## Task
All records that follow are to be restated exactly.

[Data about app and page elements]

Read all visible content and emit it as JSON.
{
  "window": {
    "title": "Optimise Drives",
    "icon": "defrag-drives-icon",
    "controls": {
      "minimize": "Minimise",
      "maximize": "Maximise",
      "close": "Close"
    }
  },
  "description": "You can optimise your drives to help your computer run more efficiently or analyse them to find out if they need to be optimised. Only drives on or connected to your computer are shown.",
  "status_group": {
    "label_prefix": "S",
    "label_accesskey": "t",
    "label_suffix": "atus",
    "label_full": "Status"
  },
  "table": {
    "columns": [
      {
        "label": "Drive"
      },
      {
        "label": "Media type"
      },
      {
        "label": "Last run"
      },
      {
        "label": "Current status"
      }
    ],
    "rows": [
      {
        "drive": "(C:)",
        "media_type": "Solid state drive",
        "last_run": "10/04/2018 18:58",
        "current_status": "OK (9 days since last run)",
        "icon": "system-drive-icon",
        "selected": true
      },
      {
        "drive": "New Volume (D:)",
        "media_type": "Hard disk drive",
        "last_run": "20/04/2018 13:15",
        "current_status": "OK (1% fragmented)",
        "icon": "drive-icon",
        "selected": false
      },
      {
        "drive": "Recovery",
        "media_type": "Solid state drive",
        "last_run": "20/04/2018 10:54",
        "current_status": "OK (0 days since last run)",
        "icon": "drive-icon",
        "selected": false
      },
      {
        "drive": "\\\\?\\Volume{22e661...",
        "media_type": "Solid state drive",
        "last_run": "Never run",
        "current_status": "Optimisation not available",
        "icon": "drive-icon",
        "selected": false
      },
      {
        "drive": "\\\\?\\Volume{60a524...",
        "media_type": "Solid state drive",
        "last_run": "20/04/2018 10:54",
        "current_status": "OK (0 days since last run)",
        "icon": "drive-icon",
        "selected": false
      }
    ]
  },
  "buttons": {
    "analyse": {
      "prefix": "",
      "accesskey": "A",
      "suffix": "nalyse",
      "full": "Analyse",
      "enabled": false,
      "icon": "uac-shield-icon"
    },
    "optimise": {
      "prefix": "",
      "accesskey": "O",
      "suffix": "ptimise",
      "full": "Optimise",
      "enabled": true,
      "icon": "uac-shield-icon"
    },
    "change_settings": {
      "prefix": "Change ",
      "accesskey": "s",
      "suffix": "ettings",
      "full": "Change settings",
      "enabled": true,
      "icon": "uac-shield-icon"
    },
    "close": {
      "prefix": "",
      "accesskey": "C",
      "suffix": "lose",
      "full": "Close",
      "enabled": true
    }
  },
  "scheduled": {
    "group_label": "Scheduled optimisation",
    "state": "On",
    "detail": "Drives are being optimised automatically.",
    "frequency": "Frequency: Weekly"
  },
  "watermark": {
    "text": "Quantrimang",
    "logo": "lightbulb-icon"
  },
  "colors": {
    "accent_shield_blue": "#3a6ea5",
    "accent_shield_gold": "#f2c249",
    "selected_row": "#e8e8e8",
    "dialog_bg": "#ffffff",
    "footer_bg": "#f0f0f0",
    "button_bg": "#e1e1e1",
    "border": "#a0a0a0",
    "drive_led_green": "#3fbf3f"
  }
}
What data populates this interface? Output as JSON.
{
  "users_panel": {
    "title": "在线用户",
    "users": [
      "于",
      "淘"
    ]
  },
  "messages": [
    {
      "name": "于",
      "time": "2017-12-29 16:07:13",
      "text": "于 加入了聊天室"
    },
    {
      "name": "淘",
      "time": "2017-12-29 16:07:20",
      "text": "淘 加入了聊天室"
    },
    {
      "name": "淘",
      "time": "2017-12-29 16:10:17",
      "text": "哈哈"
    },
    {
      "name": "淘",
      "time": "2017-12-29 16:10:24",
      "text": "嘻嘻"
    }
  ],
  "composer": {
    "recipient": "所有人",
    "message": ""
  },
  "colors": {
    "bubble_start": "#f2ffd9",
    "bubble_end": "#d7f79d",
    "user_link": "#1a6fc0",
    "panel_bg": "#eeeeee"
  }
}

## Answer for the task
Read all visible content and emit it as JSON.
{
  "window": {
    "title": "Optimise Drives",
    "icon": "defrag-drives-icon",
    "controls": {
      "minimize": "Minimise",
      "maximize": "Maximise",
      "close": "Close"
    }
  },
  "description": "You can optimise your drives to help your computer run more efficiently or analyse them to find out if they need to be optimised. Only drives on or connected to your computer are shown.",
  "status_group": {
    "label_prefix": "S",
    "label_accesskey": "t",
    "label_suffix": "atus",
    "label_full": "Status"
  },
  "table": {
    "columns": [
      {
        "label": "Drive"
      },
      {
        "label": "Media type"
      },
      {
        "label": "Last run"
      },
      {
        "label": "Current status"
      }
    ],
    "rows": [
      {
        "drive": "(C:)",
        "media_type": "Solid state drive",
        "last_run": "10/04/2018 18:58",
        "current_status": "OK (9 days since last run)",
        "icon": "system-drive-icon",
        "selected": true
      },
      {
        "drive": "New Volume (D:)",
        "media_type": "Hard disk drive",
        "last_run": "20/04/2018 13:15",
        "current_status": "OK (1% fragmented)",
        "icon": "drive-icon",
        "selected": false
      },
      {
        "drive": "Recovery",
        "media_type": "Solid state drive",
        "last_run": "20/04/2018 10:54",
        "current_status": "OK (0 days since last run)",
        "icon": "drive-icon",
        "selected": false
      },
      {
        "drive": "\\\\?\\Volume{22e661...",
        "media_type": "Solid state drive",
        "last_run": "Never run",
        "current_status": "Optimisation not available",
        "icon": "drive-icon",
        "selected": false
      },
      {
        "drive": "\\\\?\\Volume{60a524...",
        "media_type": "Solid state drive",
        "last_run": "20/04/2018 10:54",
        "current_status": "OK (0 days since last run)",
        "icon": "drive-icon",
        "selected": false
      }
    ]
  },
  "buttons": {
    "analyse": {
      "prefix": "",
      "accesskey": "A",
      "suffix": "nalyse",
      "full": "Analyse",
      "enabled": false,
      "icon": "uac-shield-icon"
    },
    "optimise": {
      "prefix": "",
      "accesskey": "O",
      "suffix": "ptimise",
      "full": "Optimise",
      "enabled": true,
      "icon": "uac-shield-icon"
    },
    "change_settings": {
      "prefix": "Change ",
      "accesskey": "s",
      "suffix": "ettings",
      "full": "Change settings",
      "enabled": true,
      "icon": "uac-shield-icon"
    },
    "close": {
      "prefix": "",
      "accesskey": "C",
      "suffix": "lose",
      "full": "Close",
      "enabled": true
    }
  },
  "scheduled": {
    "group_label": "Scheduled optimisation",
    "state": "On",
    "detail": "Drives are being optimised automatically.",
    "frequency": "Frequency: Weekly"
  },
  "watermark": {
    "text": "Quantrimang",
    "logo": "lightbulb-icon"
  },
  "colors": {
    "accent_shield_blue": "#3a6ea5",
    "accent_shield_gold": "#f2c249",
    "selected_row": "#e8e8e8",
    "dialog_bg": "#ffffff",
    "footer_bg": "#f0f0f0",
    "button_bg": "#e1e1e1",
    "border": "#a0a0a0",
    "drive_led_green": "#3fbf3f"
  }
}
What data populates this interface? Output as JSON.
{
  "users_panel": {
    "title": "在线用户",
    "users": [
      "于",
      "淘"
    ]
  },
  "messages": [
    {
      "name": "于",
      "time": "2017-12-29 16:07:13",
      "text": "于 加入了聊天室"
    },
    {
      "name": "淘",
      "time": "2017-12-29 16:07:20",
      "text": "淘 加入了聊天室"
    },
    {
      "name": "淘",
      "time": "2017-12-29 16:10:17",
      "text": "哈哈"
    },
    {
      "name": "淘",
      "time": "2017-12-29 16:10:24",
      "text": "嘻嘻"
    }
  ],
  "composer": {
    "recipient": "所有人",
    "message": ""
  },
  "colors": {
    "bubble_start": "#f2ffd9",
    "bubble_end": "#d7f79d",
    "user_link": "#1a6fc0",
    "panel_bg": "#eeeeee"
  }
}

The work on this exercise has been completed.